(GIVEN RECORDS Opens)
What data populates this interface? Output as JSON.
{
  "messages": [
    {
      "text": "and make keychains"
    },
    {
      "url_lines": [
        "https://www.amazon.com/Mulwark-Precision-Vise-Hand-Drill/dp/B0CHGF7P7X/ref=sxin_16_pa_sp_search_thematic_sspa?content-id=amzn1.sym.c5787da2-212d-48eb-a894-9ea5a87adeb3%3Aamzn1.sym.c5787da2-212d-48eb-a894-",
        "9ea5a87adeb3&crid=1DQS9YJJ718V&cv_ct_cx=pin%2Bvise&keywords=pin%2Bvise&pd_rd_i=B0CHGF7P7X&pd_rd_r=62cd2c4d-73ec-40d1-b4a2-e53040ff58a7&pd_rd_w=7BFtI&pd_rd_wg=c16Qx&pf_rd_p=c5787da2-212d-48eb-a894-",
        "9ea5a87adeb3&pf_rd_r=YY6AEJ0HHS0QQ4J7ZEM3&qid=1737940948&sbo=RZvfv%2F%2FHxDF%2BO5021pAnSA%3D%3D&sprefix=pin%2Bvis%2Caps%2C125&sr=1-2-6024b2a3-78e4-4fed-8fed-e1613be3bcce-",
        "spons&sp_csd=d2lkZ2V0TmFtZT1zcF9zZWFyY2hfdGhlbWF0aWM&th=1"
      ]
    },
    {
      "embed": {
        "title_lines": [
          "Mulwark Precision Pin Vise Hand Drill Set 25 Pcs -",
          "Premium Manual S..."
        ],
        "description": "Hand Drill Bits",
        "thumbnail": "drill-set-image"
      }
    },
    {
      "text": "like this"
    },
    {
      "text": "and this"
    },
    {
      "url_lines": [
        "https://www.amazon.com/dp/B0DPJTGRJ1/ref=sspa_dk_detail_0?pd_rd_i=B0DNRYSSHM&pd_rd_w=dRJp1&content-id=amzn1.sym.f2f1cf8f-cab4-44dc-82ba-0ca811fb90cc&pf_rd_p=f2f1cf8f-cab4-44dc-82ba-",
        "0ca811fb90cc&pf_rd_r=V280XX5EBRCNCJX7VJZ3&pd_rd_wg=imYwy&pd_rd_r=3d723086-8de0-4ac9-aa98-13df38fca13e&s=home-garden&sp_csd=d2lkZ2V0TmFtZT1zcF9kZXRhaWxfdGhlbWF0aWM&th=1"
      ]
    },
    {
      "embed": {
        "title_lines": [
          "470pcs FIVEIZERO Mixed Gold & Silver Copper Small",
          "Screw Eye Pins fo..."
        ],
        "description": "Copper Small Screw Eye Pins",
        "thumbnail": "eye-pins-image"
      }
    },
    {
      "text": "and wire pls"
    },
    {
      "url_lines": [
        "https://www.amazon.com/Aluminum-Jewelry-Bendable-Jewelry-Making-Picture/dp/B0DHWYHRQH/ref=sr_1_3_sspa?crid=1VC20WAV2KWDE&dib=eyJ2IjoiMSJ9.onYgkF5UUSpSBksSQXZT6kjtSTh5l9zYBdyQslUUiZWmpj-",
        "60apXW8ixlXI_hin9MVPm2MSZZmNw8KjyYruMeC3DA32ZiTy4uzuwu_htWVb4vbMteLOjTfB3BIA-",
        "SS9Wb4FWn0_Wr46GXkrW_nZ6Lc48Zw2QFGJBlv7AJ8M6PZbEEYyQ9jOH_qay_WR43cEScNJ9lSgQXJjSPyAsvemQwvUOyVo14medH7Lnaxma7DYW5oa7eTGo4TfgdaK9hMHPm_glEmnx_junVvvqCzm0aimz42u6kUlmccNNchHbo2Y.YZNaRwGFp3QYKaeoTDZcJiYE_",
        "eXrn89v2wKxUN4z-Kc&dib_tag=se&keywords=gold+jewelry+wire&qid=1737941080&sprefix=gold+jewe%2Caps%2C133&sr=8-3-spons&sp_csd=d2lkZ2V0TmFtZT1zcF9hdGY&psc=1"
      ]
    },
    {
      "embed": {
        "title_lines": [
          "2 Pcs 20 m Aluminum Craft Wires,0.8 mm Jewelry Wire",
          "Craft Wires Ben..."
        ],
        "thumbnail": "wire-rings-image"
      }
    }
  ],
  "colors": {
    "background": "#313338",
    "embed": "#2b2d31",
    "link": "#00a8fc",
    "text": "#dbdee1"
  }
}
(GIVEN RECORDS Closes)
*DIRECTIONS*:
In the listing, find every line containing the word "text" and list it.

*ANSWER BELOW*:
      "text": "and make keychains"
      "text": "like this"
      "text": "and this"
      "text": "and wire pls"
    "text": "#dbdee1"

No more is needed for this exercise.